While the Middle East and North Africa (Mena) region has long been synonymous with the world’s largest oil and gas reserves, it is also emerging as one of the biggest potential renewable energy markets.

The region’s power sector is undergoing a seismic shift, with renewable energy at the heart of this. The move towards clean energy has been driven by several factors, from governments seeking to shore up energy security through diversification, to a new global push to reduce carbon emissions and cut the harmful impact of electricity generation on the environment.

Realising potential

Unsurprisingly, due to the region’s significant hydrocarbons reserves, the Middle East has been slow to adopt renewable energy. However, this has started to change significantly over the past five years.

In 2013, Abu Dhabi commissioned the region’s first utility-scale solar facility, the 100MW Shams 1 concentrated solar power (CSP) plant. Since then, the dramatic fall in the cost of photovoltaic (PV) solar has resulted in Mena utilities launching some of the world’s largest solar schemes, which have been supported by the submission of record low tariffs. From almost an absence of renewable energy 10 years ago, most countries in the region now have some form of renewable energy targets.

The shift towards renewables is not a surprising one. The region enjoys some of the highest solar irradiation levels in the world, ideal for both PV and CSP technologies to be integrated into networks across the region. The GCC countries are located on the ‘Global Sunbelt’, a geography of countries that are characterised by high solar irradiation. According to data from the UAE-based International Renewable Energy Authority (Irena), almost 60 per cent of the GCC’s surface area has excellent suitability for PV solar, and developing just 1 per cent of this area could create a staggering 470GW of additional power capacity.

There are also more than sufficient wind resources in many areas of the Mena region, with the Red Sea coast and Gulf of Suez areas in Egypt prime locations, to enable the development of significant wind capacity.

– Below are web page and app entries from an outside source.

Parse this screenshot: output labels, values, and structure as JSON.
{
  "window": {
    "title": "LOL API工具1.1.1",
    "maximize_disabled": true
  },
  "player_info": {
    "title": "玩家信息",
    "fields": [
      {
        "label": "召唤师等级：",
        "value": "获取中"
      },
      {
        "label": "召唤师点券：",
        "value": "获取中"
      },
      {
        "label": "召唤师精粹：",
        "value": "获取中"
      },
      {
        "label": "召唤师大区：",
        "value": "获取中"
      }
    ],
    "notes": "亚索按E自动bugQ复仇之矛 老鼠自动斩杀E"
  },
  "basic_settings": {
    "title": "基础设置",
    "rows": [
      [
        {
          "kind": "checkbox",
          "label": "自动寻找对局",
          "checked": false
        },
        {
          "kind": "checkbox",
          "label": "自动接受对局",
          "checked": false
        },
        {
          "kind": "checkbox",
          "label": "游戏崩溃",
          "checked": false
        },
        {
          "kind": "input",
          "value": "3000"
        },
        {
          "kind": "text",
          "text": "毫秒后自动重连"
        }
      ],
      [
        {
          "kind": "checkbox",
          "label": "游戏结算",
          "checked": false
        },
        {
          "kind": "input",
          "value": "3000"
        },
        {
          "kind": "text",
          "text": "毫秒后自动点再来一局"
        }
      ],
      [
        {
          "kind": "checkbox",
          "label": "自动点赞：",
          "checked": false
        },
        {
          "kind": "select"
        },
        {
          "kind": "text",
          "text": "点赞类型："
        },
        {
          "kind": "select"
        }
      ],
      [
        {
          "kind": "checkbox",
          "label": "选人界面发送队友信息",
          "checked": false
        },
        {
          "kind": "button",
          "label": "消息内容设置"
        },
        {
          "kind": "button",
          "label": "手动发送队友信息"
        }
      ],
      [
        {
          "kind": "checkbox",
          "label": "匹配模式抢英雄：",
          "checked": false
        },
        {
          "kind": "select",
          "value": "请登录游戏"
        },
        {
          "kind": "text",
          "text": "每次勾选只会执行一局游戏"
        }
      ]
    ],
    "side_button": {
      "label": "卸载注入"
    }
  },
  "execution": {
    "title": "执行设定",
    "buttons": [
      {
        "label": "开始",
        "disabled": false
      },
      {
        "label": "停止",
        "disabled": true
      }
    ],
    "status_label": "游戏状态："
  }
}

In addition to advantageous climatic conditions, the region has vast tracts of uninhabited desert to build capacity on.

Demand for power across the Mena region is continuing to accelerate. MEED forecasts that utilities will need to install an additional 150,901MW of generating capacity to reach 439,662MW by 2020 to meet expected demand, an increase of just over 50 per cent on the current available capacity of 289,861MW.

With the region’s population expanding at a rapid rate, forecast to rise from 425 million in 2015 to 700 million by 2050, and governments pushing ahead with aggressive industrial diversification programmes, the need for additional power resources will remain robust in the coming three decades.

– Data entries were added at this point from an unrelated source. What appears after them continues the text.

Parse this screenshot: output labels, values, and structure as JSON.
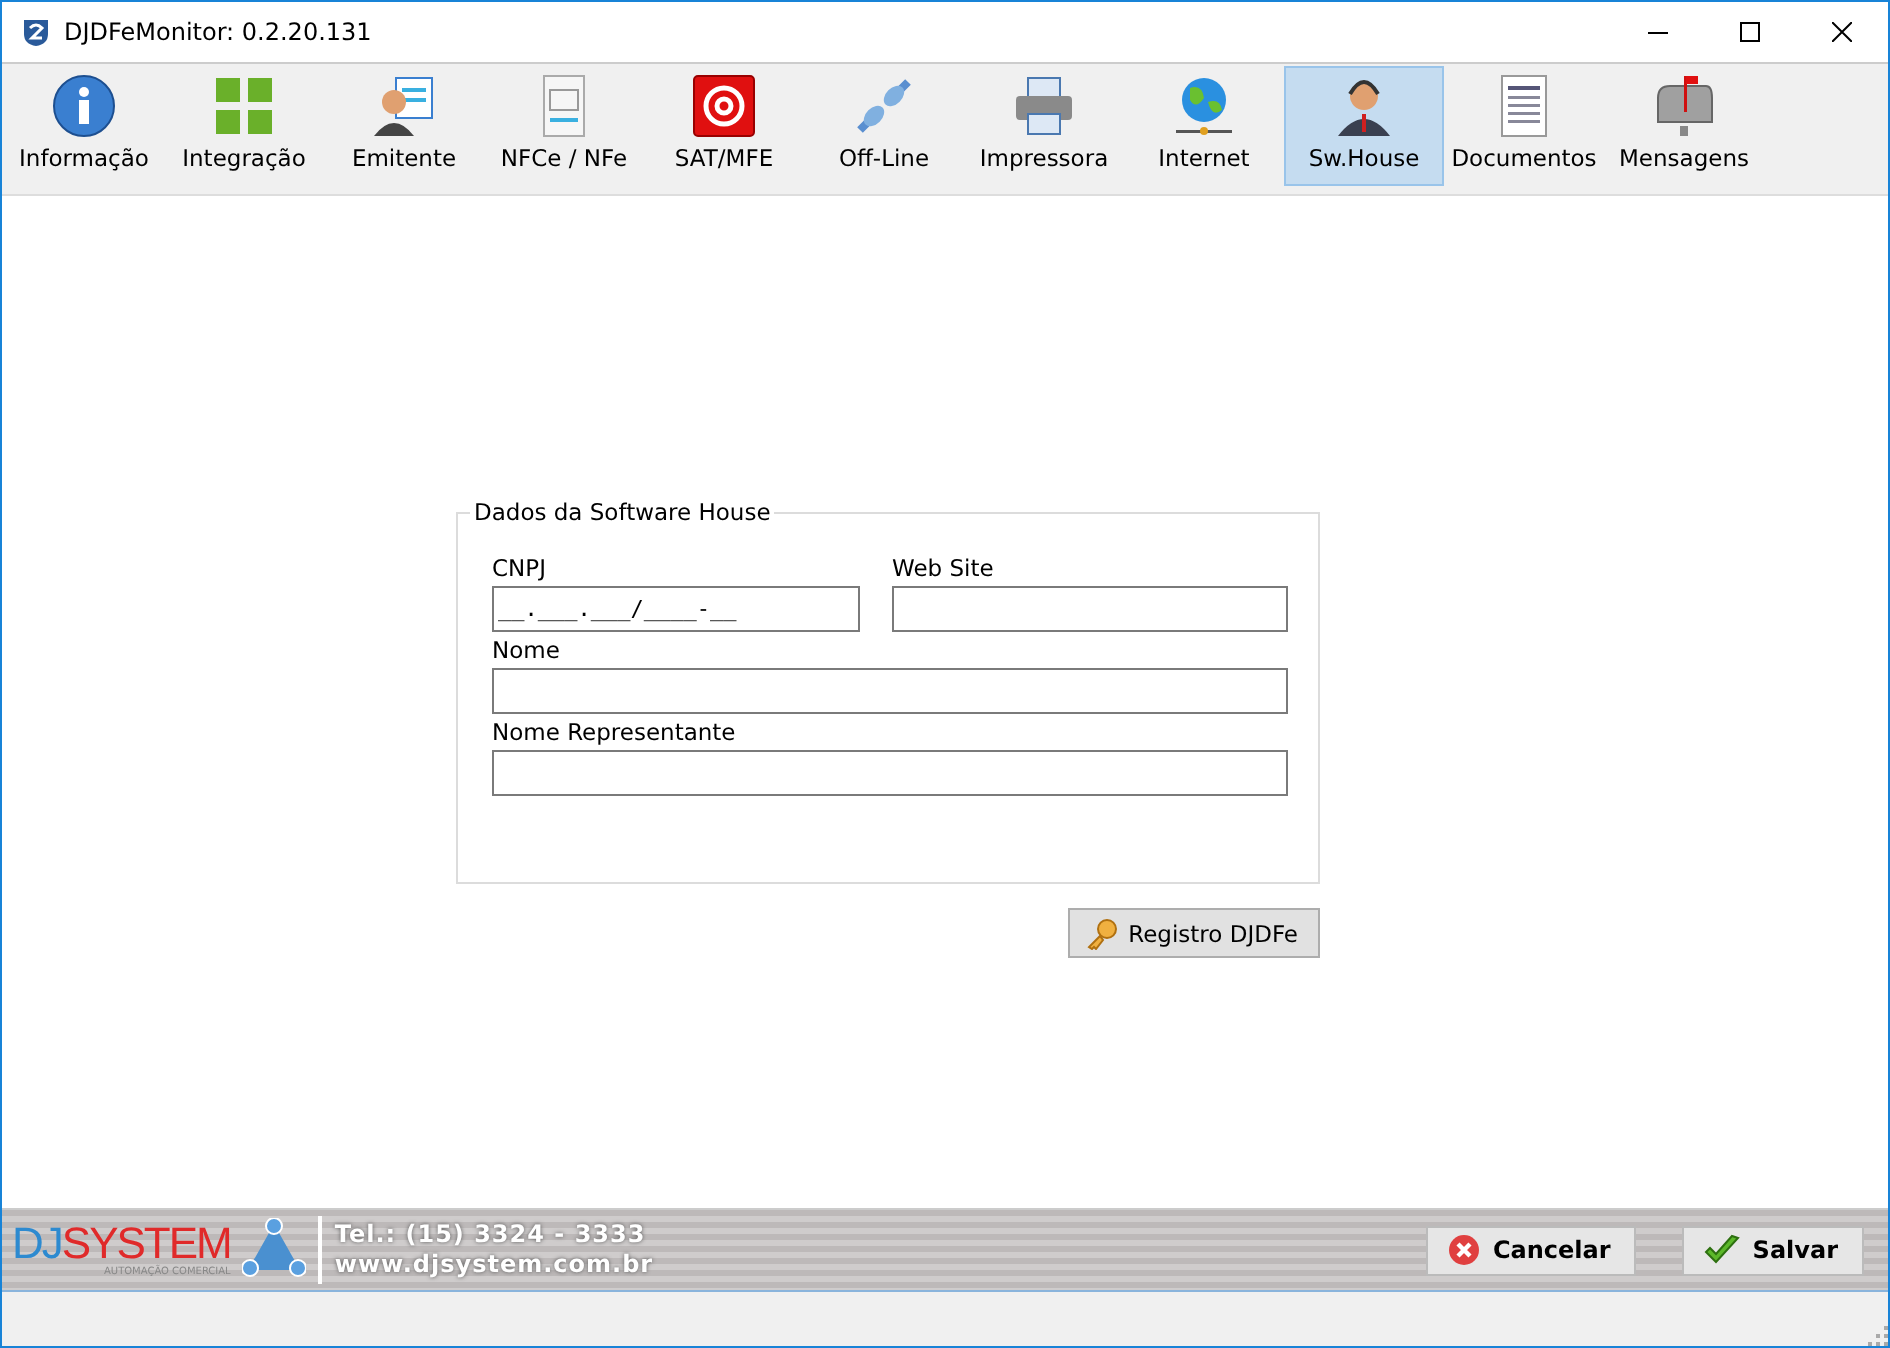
{
  "window": {
    "title": "DJDFeMonitor: 0.2.20.131"
  },
  "tabs": [
    {
      "label": "Informação",
      "selected": false
    },
    {
      "label": "Integração",
      "selected": false
    },
    {
      "label": "Emitente",
      "selected": false
    },
    {
      "label": "NFCe / NFe",
      "selected": false
    },
    {
      "label": "SAT/MFE",
      "selected": false
    },
    {
      "label": "Off-Line",
      "selected": false
    },
    {
      "label": "Impressora",
      "selected": false
    },
    {
      "label": "Internet",
      "selected": false
    },
    {
      "label": "Sw.House",
      "selected": true
    },
    {
      "label": "Documentos",
      "selected": false
    },
    {
      "label": "Mensagens",
      "selected": false
    }
  ],
  "group": {
    "title": "Dados da Software House",
    "fields": [
      {
        "label": "CNPJ",
        "value": "__.___.___/____-__"
      },
      {
        "label": "Web Site"
      },
      {
        "label": "Nome"
      },
      {
        "label": "Nome Representante"
      }
    ],
    "button": "Registro DJDFe"
  },
  "footer": {
    "logo_prefix": "DJ",
    "logo_name": "SYSTEM",
    "logo_tagline": "AUTOMAÇÃO COMERCIAL",
    "phone": "Tel.: (15) 3324 - 3333",
    "website": "www.djsystem.com.br",
    "buttons": [
      {
        "label": "Cancelar",
        "kind": "cancel"
      },
      {
        "label": "Salvar",
        "kind": "save"
      }
    ]
  }
}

For the 12 countries covered in MEED’s latest research report, Mena Renewables 2017, total installed generating capacity in 2015 was 271,761MW, with 19,791MW or just over 7 per cent of this comprising renewable energy. However, the vast majority of this is hydropower, with only Morocco in North Africa and Abu Dhabi and Dubai in the UAE having so far commissioned large solar schemes with capacities greater than 100MW.

Lower tariffs

This is set to change significantly in the coming years, with the recent low prices being achieved for utility-scale projects throughout the region altering the perceptions of governments and utilities. Current efforts to phase out fuel subsidies following the collapse in oil prices will further heighten the attraction of renewables projects as utilities have to contend with the true cost of power production.

MEED estimates that 67GW of renewable energy schemes are at different stages of the design and study phase and with several countries having set targets of 20 per cent and above for renewable energy capacity by 2030, the region can become a focal point for the sector. 

 MEED’s Mena Renewable Energy 2017 report

MEED’s Mena Renewable Energy 2017 report

MEED’s Mena Renewable Energy 2017 report

This article is an excerpt from MEED’s Mena Renewable Energy 2017 report. Buy it here